Via Simon Jackman’s blog: Chris Jordan found an intriguing way to visualise some very large, mostly scary national statistics, such as the as the number of plastic cups used on flights in the US every six hours (one million), or the number of cell phones retired every day (426,000). Amazing and aesthetically pleasing in a most disturbing way.Technorati-Tags: , , ,

May 042008
 

This is hilarious: Tony Zirkle (the chap behind the lectern) is obviously a man who knows how to sink his own campaign before it has even taken off. As part of his bid for a house seat in Indiana, he recently addressed a meeting of American Neo Nazis who were commemorating Hitler’s birthday (have you spotted the neat hand-made “happy birthday” garland in the foreground?). Respectful Insolence has the full story, complete with links to Zirkle’s homepage on which he blames the great porn dragon for the publicity fallout (I kid you not).

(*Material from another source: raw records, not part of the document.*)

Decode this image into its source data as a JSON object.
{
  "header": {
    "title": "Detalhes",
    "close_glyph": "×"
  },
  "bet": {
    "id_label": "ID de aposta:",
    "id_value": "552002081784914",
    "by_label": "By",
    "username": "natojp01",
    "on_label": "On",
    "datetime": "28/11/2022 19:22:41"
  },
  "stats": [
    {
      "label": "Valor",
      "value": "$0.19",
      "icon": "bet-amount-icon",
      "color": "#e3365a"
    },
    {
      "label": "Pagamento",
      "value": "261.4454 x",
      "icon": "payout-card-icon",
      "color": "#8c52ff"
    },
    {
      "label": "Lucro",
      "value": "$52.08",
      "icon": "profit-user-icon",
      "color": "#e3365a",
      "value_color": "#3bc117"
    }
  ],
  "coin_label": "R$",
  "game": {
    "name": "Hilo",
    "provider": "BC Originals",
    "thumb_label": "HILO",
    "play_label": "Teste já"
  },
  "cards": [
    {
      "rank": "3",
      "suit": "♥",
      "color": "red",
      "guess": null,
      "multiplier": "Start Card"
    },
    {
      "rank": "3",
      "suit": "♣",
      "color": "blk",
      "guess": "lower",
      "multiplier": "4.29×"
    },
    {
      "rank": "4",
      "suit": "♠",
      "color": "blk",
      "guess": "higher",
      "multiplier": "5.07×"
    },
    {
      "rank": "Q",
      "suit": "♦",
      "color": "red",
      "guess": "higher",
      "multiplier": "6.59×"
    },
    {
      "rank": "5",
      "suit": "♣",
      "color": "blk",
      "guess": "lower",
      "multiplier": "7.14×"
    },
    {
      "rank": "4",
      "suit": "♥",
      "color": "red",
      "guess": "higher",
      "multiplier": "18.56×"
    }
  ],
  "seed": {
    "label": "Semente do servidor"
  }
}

In a strange way, the whole scene looks a bit like the set of a slightly less than funny movie. If you grew up in the 1980s, you will get the impression that you have actually seen this film: remember the “I hate Illinois Nazis” moment from the original Blues Brothers movie?

Update: Zirkle was defeated soundly in the primary.